My next job is to get the pump pressure control circuit sorted out, I think I have found a good place for the proportional pressure relief valve, assuming that the coxa ram lines don't interfere.

Wednesday, 15 September 2010

Break Time!

Taken from the time lapse camera.

I guess this could be classed as product placement... however, when watching the time lapse footage at 25fps, its more like subliminal advertising :)

Tuesday, 14 September 2010

Chassis Plumbing

Its been a while since my last post.. Josh has finishing off some of the welding on the cab, but unfortunately has come down with pneumonia! So I am on my own for a couple of weeks. During this time I have been working out the hose arrangement within the chassis.

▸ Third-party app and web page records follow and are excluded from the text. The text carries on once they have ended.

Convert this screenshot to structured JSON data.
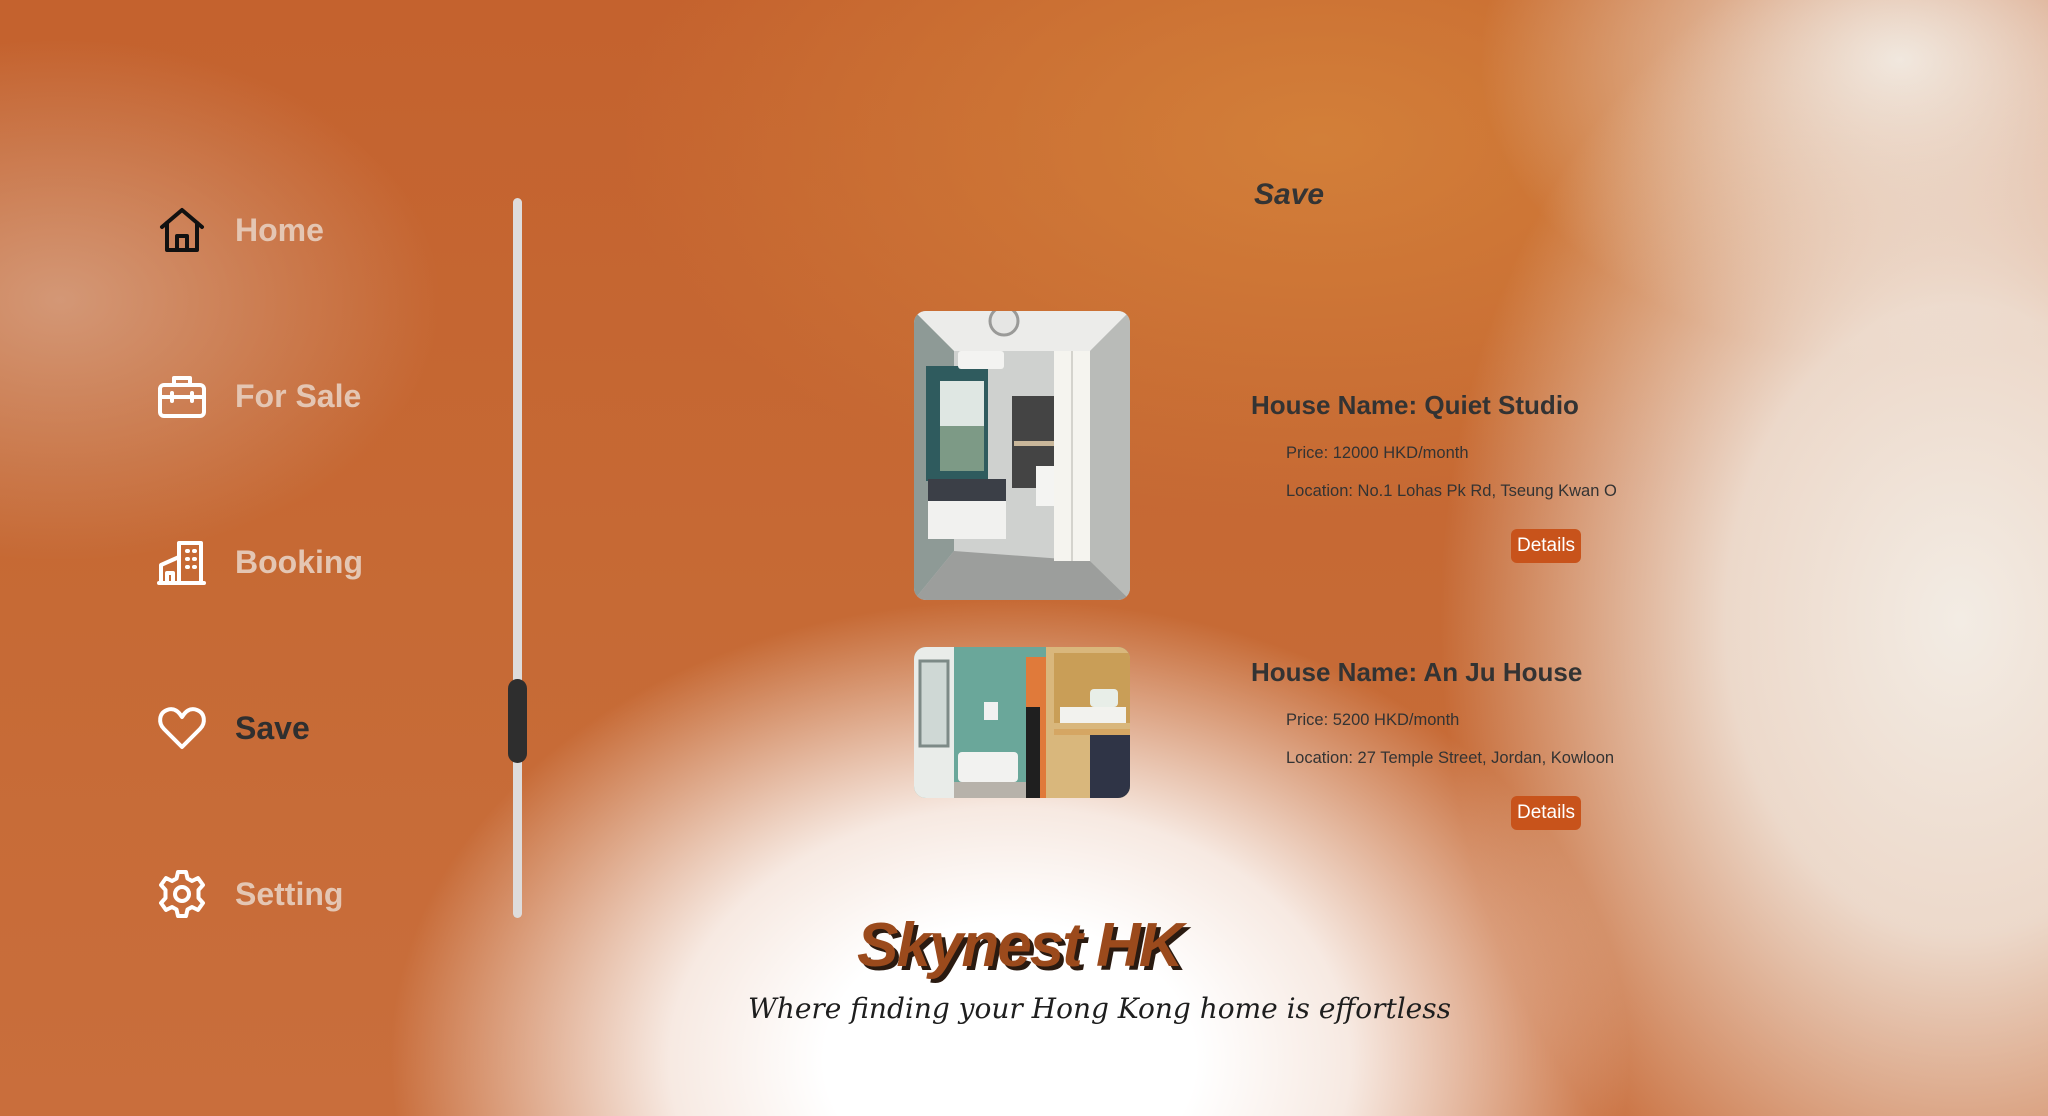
{
  "sidebar": {
    "items": [
      {
        "label": "Home",
        "icon": "home-icon"
      },
      {
        "label": "For Sale",
        "icon": "briefcase-icon"
      },
      {
        "label": "Booking",
        "icon": "building-icon"
      },
      {
        "label": "Save",
        "icon": "heart-icon",
        "active": true
      },
      {
        "label": "Setting",
        "icon": "gear-icon"
      }
    ]
  },
  "main": {
    "title": "Save",
    "listings": [
      {
        "name": "House Name: Quiet Studio",
        "price": "Price: 12000 HKD/month",
        "location": "Location: No.1 Lohas Pk Rd, Tseung Kwan O",
        "button": "Details"
      },
      {
        "name": "House Name: An Ju House",
        "price": "Price: 5200 HKD/month",
        "location": "Location: 27 Temple Street, Jordan, Kowloon",
        "button": "Details"
      }
    ]
  },
  "brand": {
    "name": "Skynest HK",
    "tagline": "Where finding your Hong Kong home is effortless"
  },
  "colors": {
    "accent": "#c8531b",
    "text_dark": "#333333",
    "nav_inactive": "#e4c6b3"
  }
}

First of the manifolds were added, with the 4 position cetop 3 blanking plates I made up. Next a position for the main check valve, pressure relief and to UCC sensors, these were all joined together with a 4 way female adaptor, turning into a bit of a Xmas tree!

I have been getting the hoses made up at, also know as Unimaster, Roger at Unimaster has been a great help, even coming to visit with a few words of wisdom!

Friday, 10 September 2010

Manifolds are prepared for installation

The manifolds have been capped with my CNC cut 4 way cetop 3 blanking plates and the fittinggs have been torqued up ready for installation to the chassis. The blanking plates are 5mm 6063 Aluminium with nitrile O rings fitted in recesses on the mounting face. we will be able to run the system with these blanking plates in place until we have the valves to fit.

Wednesday, 25 August 2010


Now I'm getting into the CAN bus I can really see the benefits, actually I could always see the benefits, I just couldn't find a free block of time to tackle the learning curve. Anyway, I have also added CAN connectivity to the ECU, again I had already designed in the necessary hardware, so all that was need was to add the firmware to the dsPIC code. Having the ECU on a CAN bus is going to be really useful, as it means I can tell the HexEngine when the Engine is running, and when the system is at pressure, or for example when the Engine is about to power off due to loss of oil pressure! For testing purposes I added a page to the VIC-E Control utility to display the engine status.

My last CAN hurdle, which no doubt will be the hardest is to get the Peak PC104 CAN card I have ordered installed and operational within the HexEngine Linux system.. this no doubt like all things Linux too me will not be as simple as one might hope. But for now its off to France for a long weekend break.

Tuesday, 24 August 2010

The CANBus Plunge!

After spending some time trying to get the communications running better on the valve controller boards (VIC-E) which were using a RS485 multi-drop serial bus at 921600bps, and my own protocol, I finally took the plunge and switched to using a CAN bus. I had made the pcbs with the necessary CAN hardware, so it was just a case of getting my head around the CAN bus protocol and deciding how I was going to use it on the Mantis.

I ordered up a USB CAN converter, a pretty cheap unit from (Blue device in picture above). Then I re-programmed one of the VIC-E units to simply transmit a message on the bus. It wasn't long before I had some satisfactory results, and after spending the rest of last week and the weekend working on the CAN / VIC-E conversion its pretty much done.To simplify things, I have left the configuration of VIC-E under RS485 control, and the position and feedback via CAN. This means that to change PID settings I plug in a USB to 485 converter to the VIC-E, change settings and can test the output result by driving the valve through the CAN bus interface.

I have written a new windows application to control the valves via the CAN bus, and changed the existing windows app that usees the RS485 bus for configuration.

CANBus Debug View